So by using the above model and generating some assumptions as to ‘Why’ the originator came up with a name and technique of fighting, it is possible to presuppose what is proposed in their outcomes to make sense of their different arts. This also helps to track ‘How’ they developed different techniques which, in turn implies what they paid attention to and tested.Although how the originators went about developing their particular Martial Art and the technique appears to be quite different, many of the core skills are the same, e.g. skills like being able to move freely and quickly, the timing of when to engage in the encounter and even some of the physical movements are similar.The main difference between each fighting art, for example between Karate practitioners and boxers, is their orientation, i.e. what is going on in their minds and to what they are attending.The Martial Artist can benefit from recognising and appreciating the similarity of some of the skills as well as understanding the underlying principles behind the skills of the different fighting arts. Through chunking up to this higher category they can make more use of their skills. For example, instead of being stuck in a technique response or procedure, they can process the immediate danger and respond appropriately thereby becoming more effective in defending themselves against any would-be aggressor.NLP has many similar parallels where techniques were developed to help individuals resolve particular problems in the application area of therapy, and although the techniques often were successful they did not help everyone and in some cases were harmful.

Many NLP Trainers, like the Martial Arts instructors, only teach the techniques, which are the products of NLP. When applied inappropriately they often result in short term change or spasmodic success at best.

Equally some Martial Artists have been taught to use a particular technique against a set, standard attack and this can result in them experiencing difficulty in transferring the skills from the practice hall into the world of self defence. It can be useful to develop particular skills in a chosen scenario to improve the overall rate of success.

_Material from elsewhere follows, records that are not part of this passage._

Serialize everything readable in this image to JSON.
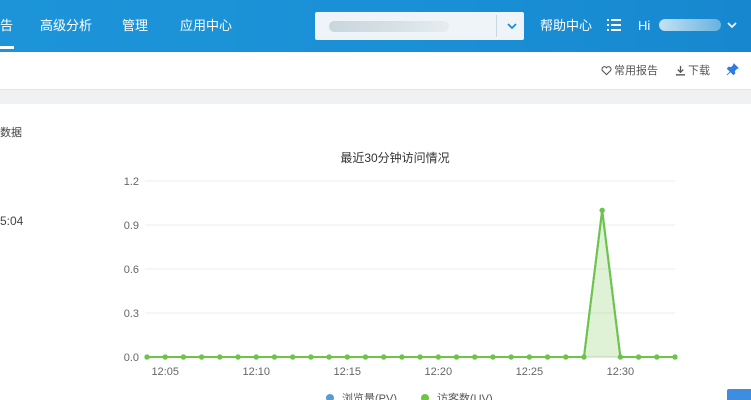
{
  "nav": {
    "items": [
      {
        "label": "告"
      },
      {
        "label": "高级分析"
      },
      {
        "label": "管理"
      },
      {
        "label": "应用中心"
      }
    ],
    "help_label": "帮助中心",
    "user_greeting": "Hi"
  },
  "toolbar": {
    "favorites_label": "常用报告",
    "download_label": "下载"
  },
  "panel": {
    "left_caption": "数据",
    "left_time": "5:04"
  },
  "chart_data": {
    "type": "area",
    "title": "最近30分钟访问情况",
    "x": [
      "12:04",
      "12:05",
      "12:06",
      "12:07",
      "12:08",
      "12:09",
      "12:10",
      "12:11",
      "12:12",
      "12:13",
      "12:14",
      "12:15",
      "12:16",
      "12:17",
      "12:18",
      "12:19",
      "12:20",
      "12:21",
      "12:22",
      "12:23",
      "12:24",
      "12:25",
      "12:26",
      "12:27",
      "12:28",
      "12:29",
      "12:30",
      "12:31",
      "12:32",
      "12:33"
    ],
    "xticks": [
      "12:05",
      "12:10",
      "12:15",
      "12:20",
      "12:25",
      "12:30"
    ],
    "yticks": [
      "0.0",
      "0.3",
      "0.6",
      "0.9",
      "1.2"
    ],
    "ylim": [
      0,
      1.2
    ],
    "grid": true,
    "legend_position": "bottom",
    "series": [
      {
        "name": "浏览量(PV)",
        "color": "#5b9bd5",
        "values": [
          0,
          0,
          0,
          0,
          0,
          0,
          0,
          0,
          0,
          0,
          0,
          0,
          0,
          0,
          0,
          0,
          0,
          0,
          0,
          0,
          0,
          0,
          0,
          0,
          0,
          1,
          0,
          0,
          0,
          0
        ]
      },
      {
        "name": "访客数(UV)",
        "color": "#6cc644",
        "values": [
          0,
          0,
          0,
          0,
          0,
          0,
          0,
          0,
          0,
          0,
          0,
          0,
          0,
          0,
          0,
          0,
          0,
          0,
          0,
          0,
          0,
          0,
          0,
          0,
          0,
          1,
          0,
          0,
          0,
          0
        ]
      }
    ]
  }
}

However this can also encourage many practitioners to be drawn into a closed system, i.e. only successful with those practitioners who obey the agreed rules, but not necessarily able to cope with anyone who behaves outside of those same rules.

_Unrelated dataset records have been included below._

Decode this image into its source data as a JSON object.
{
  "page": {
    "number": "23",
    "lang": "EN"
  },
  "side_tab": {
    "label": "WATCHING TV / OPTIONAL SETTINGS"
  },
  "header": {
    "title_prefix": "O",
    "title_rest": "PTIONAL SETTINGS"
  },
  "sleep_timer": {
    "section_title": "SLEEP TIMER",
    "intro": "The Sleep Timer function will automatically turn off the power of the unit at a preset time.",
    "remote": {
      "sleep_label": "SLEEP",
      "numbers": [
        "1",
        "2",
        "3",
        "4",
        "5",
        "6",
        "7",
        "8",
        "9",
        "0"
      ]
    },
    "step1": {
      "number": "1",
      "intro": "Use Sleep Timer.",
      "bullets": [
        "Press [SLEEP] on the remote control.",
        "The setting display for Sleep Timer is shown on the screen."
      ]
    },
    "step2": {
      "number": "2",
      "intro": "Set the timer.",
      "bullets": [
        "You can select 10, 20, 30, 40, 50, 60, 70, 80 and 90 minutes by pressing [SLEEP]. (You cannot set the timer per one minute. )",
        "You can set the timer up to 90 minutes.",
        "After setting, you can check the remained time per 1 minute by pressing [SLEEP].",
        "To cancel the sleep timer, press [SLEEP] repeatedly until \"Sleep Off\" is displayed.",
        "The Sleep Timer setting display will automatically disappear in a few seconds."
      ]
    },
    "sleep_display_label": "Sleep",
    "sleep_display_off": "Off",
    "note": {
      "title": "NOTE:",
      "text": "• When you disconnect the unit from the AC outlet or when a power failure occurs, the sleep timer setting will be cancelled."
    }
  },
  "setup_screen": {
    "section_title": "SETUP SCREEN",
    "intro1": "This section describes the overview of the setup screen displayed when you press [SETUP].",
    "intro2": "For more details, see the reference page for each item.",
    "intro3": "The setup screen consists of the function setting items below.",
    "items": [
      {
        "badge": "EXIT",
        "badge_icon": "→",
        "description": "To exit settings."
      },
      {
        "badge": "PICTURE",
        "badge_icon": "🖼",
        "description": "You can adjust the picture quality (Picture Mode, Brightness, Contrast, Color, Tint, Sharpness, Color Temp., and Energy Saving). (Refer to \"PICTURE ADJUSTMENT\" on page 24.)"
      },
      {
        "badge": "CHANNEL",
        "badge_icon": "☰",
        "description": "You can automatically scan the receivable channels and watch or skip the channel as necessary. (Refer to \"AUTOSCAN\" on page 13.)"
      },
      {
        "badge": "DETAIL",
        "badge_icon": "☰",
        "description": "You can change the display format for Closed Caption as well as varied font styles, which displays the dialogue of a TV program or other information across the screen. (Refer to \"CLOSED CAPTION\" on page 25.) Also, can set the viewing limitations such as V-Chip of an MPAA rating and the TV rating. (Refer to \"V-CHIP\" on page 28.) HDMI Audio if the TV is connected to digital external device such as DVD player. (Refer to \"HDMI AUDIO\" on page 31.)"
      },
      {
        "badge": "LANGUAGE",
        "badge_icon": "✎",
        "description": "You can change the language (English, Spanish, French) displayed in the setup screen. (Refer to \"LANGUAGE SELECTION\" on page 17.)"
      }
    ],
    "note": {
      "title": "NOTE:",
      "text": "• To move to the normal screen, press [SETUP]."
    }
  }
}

It is therefore more useful to discover the underlying principles behind the techniques and procedures in NLP and the Martial Arts in order to understand ‘Why’ and ‘How’ they work, allowing far more flexibility in the range of use and adaptability for individual needs.

Richard Bandler and John Grinder (co-founders of NLP) sought to be behavioural modellers by paying attention to what and when things worked, as this allowed them to model how to go about interacting with people in a constructive way.

Fortunately there is a great deal of development being carried out within the field of the epistemology of NLP, (Why), the methodology, (How), and the technology of NLP, (What) works by John McWhirter of Sensory Systems Training.

Perhaps each of us who have been fortunate enough to have been trained by John and to continue developing our work under his watchful eyes and guidance, can become behavioural modellers in our own special field bringing more high quality learning and practical skills into our own and others lives.